Restate the following data in its entirety, word for word and without images.

*** Data to process Section Begins ***

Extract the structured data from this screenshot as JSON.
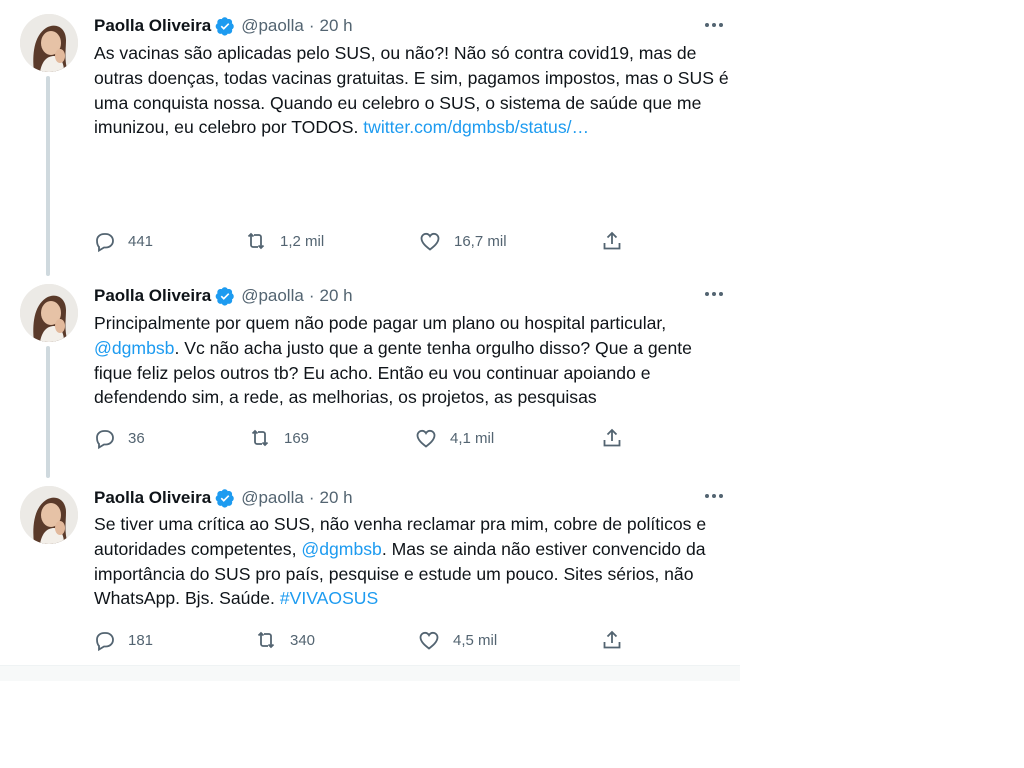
{
  "colors": {
    "link": "#1d9bf0",
    "secondary": "#536471",
    "thread_line": "#cfd9de",
    "verified": "#1d9bf0"
  },
  "tweets": [
    {
      "author": "Paolla Oliveira",
      "handle": "@paolla",
      "separator": "·",
      "time": "20 h",
      "text_parts": [
        {
          "text": "As vacinas são aplicadas pelo SUS, ou não?! Não só contra covid19, mas de outras doenças, todas vacinas gratuitas. E sim, pagamos impostos, mas o SUS é uma conquista nossa. Quando eu celebro o SUS, o sistema de saúde que me imunizou, eu celebro por TODOS. "
        },
        {
          "text": "twitter.com/dgmbsb/status/…",
          "link": true
        }
      ],
      "replies": "441",
      "retweets": "1,2 mil",
      "likes": "16,7 mil"
    },
    {
      "author": "Paolla Oliveira",
      "handle": "@paolla",
      "separator": "·",
      "time": "20 h",
      "text_parts": [
        {
          "text": "Principalmente por quem não pode pagar um plano ou hospital particular, "
        },
        {
          "text": "@dgmbsb",
          "link": true
        },
        {
          "text": ". Vc não acha justo que a gente tenha orgulho disso? Que a gente fique feliz pelos outros tb? Eu acho. Então eu vou continuar apoiando e defendendo sim, a rede, as melhorias, os projetos, as pesquisas"
        }
      ],
      "replies": "36",
      "retweets": "169",
      "likes": "4,1 mil"
    },
    {
      "author": "Paolla Oliveira",
      "handle": "@paolla",
      "separator": "·",
      "time": "20 h",
      "text_parts": [
        {
          "text": "Se tiver uma crítica ao SUS, não venha reclamar pra mim, cobre de políticos e autoridades competentes, "
        },
        {
          "text": "@dgmbsb",
          "link": true
        },
        {
          "text": ". Mas se ainda não estiver convencido da importância do SUS pro país, pesquise e estude um pouco. Sites sérios, não WhatsApp. Bjs. Saúde. "
        },
        {
          "text": "#VIVAOSUS",
          "link": true
        }
      ],
      "replies": "181",
      "retweets": "340",
      "likes": "4,5 mil"
    }
  ],
  "icons": {
    "reply": "reply-icon",
    "retweet": "retweet-icon",
    "like": "heart-icon",
    "share": "share-icon",
    "more": "more-icon",
    "verified": "verified-badge-icon"
  }
}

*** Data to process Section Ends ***

## Answer area
Extract the structured data from this screenshot as JSON.
{
  "colors": {
    "link": "#1d9bf0",
    "secondary": "#536471",
    "thread_line": "#cfd9de",
    "verified": "#1d9bf0"
  },
  "tweets": [
    {
      "author": "Paolla Oliveira",
      "handle": "@paolla",
      "separator": "·",
      "time": "20 h",
      "text_parts": [
        {
          "text": "As vacinas são aplicadas pelo SUS, ou não?! Não só contra covid19, mas de outras doenças, todas vacinas gratuitas. E sim, pagamos impostos, mas o SUS é uma conquista nossa. Quando eu celebro o SUS, o sistema de saúde que me imunizou, eu celebro por TODOS. "
        },
        {
          "text": "twitter.com/dgmbsb/status/…",
          "link": true
        }
      ],
      "replies": "441",
      "retweets": "1,2 mil",
      "likes": "16,7 mil"
    },
    {
      "author": "Paolla Oliveira",
      "handle": "@paolla",
      "separator": "·",
      "time": "20 h",
      "text_parts": [
        {
          "text": "Principalmente por quem não pode pagar um plano ou hospital particular, "
        },
        {
          "text": "@dgmbsb",
          "link": true
        },
        {
          "text": ". Vc não acha justo que a gente tenha orgulho disso? Que a gente fique feliz pelos outros tb? Eu acho. Então eu vou continuar apoiando e defendendo sim, a rede, as melhorias, os projetos, as pesquisas"
        }
      ],
      "replies": "36",
      "retweets": "169",
      "likes": "4,1 mil"
    },
    {
      "author": "Paolla Oliveira",
      "handle": "@paolla",
      "separator": "·",
      "time": "20 h",
      "text_parts": [
        {
          "text": "Se tiver uma crítica ao SUS, não venha reclamar pra mim, cobre de políticos e autoridades competentes, "
        },
        {
          "text": "@dgmbsb",
          "link": true
        },
        {
          "text": ". Mas se ainda não estiver convencido da importância do SUS pro país, pesquise e estude um pouco. Sites sérios, não WhatsApp. Bjs. Saúde. "
        },
        {
          "text": "#VIVAOSUS",
          "link": true
        }
      ],
      "replies": "181",
      "retweets": "340",
      "likes": "4,5 mil"
    }
  ],
  "icons": {
    "reply": "reply-icon",
    "retweet": "retweet-icon",
    "like": "heart-icon",
    "share": "share-icon",
    "more": "more-icon",
    "verified": "verified-badge-icon"
  }
}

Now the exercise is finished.